Bite and Bella's babies

Doing a "puppy share" deal with Bella's owner, we were given the female puppy. We named her Chloe. Since we could not keep two dogs in the apartment, we gave Chloe to my son's girlfriend who absolutely loves dogs.

Chloe's first picture. This was taken a few days after she was born. 

She was so tiny she could fit in the palm of my son's hand.

Yesterday, our Daddy Bite paid a visit to his daughter Chloe. My son and his girlfriend went nuts taking pictures of the father and daughter bonding moments. Who says animals don't have feelings? Simply look at the pictures below and you can immediately feel the love they have for each other. Bite was all over his daughter, walking alongside her, hugging her, and doing his daddy duties just like humans do.

Here are some of their pictures. Hope you enjoy them as much as I do.

"Hello, baby girl! Oh my, you are so pretty!"

"You have such nice fur, sweetheart." 

"You want to go for a walk, baby?"

"Daddy, you are so big!" 

"And you are handsome too!"

"Promise you'll always come to visit me, Daddy." 

"I will, my little sweetheart. You be a good girl. I'll be back soon." 

"Give daddy a kiss. I love you, baby Chloe. I love you, my little girl."

Until they meet again. 

Monday, April 27, 2015

My Furry Grandchildren ~ Fang and Bite

After seven years living in this apartment, our landlady has finally given us approval to have a dog. Yay! At long last, my longing for a pet was fulfilled.

At first, we had a "weekend dog," which was exactly what it was. My son and his girlfriend had a dog in their dorm room and when they went home for the weekend, they took the dog home to me. Their dog's name is Fang. He is a Japanese Spitz-Pomeranian mix. He was a frisky little puppy and oh so cute! Fang now permanently lives with my son's girlfriend's parents. He got big and was too much work for two college kids to take care of. I miss him though. Maybe someday he can visit too.

Baby Fang
Asleep and content

Fang at 8 months

And then last December, my youngest son asked permission if he could "adopt" his girlfriend's dog. It was a tiny little 18 month old Shih Tzu. My son's girlfriend and her siblings are out of the house most of the time and there was no one left to care for the dog. Now we have a permanent pet. Officially adopted. Ours to keep. His name is Bite and he is the sweetest little creature!

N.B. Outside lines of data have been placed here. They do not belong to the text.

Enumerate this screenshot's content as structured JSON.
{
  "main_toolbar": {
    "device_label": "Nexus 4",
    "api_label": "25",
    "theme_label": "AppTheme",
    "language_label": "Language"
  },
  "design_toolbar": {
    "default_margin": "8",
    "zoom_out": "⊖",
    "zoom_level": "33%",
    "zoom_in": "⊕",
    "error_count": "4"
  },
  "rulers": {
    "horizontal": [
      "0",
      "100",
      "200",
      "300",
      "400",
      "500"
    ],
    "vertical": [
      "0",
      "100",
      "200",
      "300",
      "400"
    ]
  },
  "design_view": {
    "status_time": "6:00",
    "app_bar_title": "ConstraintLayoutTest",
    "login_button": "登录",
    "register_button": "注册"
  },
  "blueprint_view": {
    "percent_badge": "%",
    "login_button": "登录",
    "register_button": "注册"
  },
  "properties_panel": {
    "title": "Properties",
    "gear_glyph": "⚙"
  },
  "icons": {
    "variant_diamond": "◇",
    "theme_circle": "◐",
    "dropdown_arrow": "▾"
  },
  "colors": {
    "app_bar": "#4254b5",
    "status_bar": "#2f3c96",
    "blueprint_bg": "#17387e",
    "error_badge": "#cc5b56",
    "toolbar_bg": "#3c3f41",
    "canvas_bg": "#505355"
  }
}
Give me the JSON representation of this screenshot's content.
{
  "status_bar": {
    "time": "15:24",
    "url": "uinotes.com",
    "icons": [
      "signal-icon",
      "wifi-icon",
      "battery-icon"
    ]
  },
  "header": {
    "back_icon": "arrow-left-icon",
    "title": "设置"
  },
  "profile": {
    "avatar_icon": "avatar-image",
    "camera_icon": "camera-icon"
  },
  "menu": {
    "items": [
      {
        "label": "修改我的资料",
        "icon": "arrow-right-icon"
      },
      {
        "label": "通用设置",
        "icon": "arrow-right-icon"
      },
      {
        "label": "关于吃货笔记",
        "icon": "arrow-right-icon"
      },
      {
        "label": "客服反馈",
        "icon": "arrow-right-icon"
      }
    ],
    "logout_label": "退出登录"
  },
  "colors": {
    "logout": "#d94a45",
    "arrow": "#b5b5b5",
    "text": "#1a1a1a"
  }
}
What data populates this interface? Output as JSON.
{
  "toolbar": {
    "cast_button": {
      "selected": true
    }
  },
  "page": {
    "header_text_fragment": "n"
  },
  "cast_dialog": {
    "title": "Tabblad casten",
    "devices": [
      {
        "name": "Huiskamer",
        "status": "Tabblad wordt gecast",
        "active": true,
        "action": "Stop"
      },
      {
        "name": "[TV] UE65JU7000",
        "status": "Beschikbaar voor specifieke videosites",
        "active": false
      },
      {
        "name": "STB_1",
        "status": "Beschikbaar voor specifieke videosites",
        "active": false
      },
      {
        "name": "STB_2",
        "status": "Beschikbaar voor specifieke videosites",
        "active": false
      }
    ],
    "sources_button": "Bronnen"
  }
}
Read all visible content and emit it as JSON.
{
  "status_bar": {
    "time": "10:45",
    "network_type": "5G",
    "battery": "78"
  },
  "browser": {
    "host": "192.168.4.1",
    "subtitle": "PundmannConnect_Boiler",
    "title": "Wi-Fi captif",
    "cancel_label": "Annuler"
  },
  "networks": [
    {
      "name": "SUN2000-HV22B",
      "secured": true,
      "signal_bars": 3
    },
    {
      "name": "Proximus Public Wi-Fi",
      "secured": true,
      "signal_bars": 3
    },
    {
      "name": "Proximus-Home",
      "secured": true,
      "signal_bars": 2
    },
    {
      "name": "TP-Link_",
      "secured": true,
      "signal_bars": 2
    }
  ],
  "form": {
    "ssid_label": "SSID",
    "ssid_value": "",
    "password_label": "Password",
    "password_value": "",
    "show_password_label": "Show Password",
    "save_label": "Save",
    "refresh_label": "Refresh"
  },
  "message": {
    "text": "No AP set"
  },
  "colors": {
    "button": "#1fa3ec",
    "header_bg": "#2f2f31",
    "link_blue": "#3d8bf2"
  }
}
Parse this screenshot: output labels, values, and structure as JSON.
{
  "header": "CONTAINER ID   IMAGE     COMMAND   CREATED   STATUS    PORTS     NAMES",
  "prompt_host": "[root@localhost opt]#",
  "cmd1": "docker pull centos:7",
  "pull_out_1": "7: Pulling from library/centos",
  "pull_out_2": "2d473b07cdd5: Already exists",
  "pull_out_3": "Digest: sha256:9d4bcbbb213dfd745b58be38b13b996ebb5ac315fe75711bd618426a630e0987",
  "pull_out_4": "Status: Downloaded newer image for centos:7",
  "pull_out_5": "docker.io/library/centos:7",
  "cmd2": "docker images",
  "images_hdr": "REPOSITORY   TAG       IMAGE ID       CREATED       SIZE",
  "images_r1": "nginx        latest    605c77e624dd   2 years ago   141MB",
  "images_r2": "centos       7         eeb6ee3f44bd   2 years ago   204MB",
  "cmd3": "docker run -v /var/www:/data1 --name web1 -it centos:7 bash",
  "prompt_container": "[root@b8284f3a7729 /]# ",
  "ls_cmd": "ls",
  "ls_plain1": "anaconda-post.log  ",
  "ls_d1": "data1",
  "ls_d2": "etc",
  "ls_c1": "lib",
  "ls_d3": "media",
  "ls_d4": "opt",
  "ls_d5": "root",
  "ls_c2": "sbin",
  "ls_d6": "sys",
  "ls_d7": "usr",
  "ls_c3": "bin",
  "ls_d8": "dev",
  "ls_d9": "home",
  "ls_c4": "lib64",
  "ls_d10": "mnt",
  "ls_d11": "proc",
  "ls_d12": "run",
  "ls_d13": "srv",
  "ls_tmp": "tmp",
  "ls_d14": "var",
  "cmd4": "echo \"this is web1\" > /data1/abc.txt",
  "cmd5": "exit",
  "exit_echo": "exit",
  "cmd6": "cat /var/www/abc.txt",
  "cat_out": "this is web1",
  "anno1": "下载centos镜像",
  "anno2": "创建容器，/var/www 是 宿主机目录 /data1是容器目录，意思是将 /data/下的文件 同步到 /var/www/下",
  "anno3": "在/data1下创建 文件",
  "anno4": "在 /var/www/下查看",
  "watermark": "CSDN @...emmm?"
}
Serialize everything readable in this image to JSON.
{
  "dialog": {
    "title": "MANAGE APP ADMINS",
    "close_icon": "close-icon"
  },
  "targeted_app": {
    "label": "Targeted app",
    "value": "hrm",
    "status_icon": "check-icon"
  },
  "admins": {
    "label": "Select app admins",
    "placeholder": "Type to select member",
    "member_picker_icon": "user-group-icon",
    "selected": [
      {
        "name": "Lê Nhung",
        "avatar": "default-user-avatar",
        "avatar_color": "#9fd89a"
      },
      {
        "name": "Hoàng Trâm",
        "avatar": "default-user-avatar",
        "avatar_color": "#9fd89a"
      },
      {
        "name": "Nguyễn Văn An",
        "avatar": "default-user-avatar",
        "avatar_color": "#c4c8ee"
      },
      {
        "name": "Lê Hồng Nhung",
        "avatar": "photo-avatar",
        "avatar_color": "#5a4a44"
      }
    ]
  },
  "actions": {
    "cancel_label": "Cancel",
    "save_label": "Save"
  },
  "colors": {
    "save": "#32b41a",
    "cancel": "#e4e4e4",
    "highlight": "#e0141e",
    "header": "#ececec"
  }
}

Bite's selfie shot

Doing his role as "The Protector"

Bite and his toys taking over the apartment!

Bite is my stress reliever. He loves being hugged and petted. I love taking him for his walk, bathing him and just being near him. Despite his tiny size, he is over-protective of my husband. He follows him everywhere and patiently waits for him while he is in the shower or in the toilet. When I leave for work at night, Bite stays by the door while my husband is still awake and then moves to the foot of the bed when it is time for my husband to sleep. I know dogs have a very strong sense of smell and it just amazes me when he would just sniff and lick my husband's legs and feet days before he would catch a cold or be in agony with arthritis pain. I just cannot think of any other reason for Bite's strange sniff and lick habit. Could he be trying to get rid of something bad to prevent my husband from getting sick?

I treat Fang and Bite as if they were my grandchildren. Every time I get paid at work, I make sure I come home with a treat - a big can of dog food (delicious beef and chicken with gravy) or a new chew toy. They may have fierce sounding names, but they are the gentlest, sweetest, furriest little source of happiness!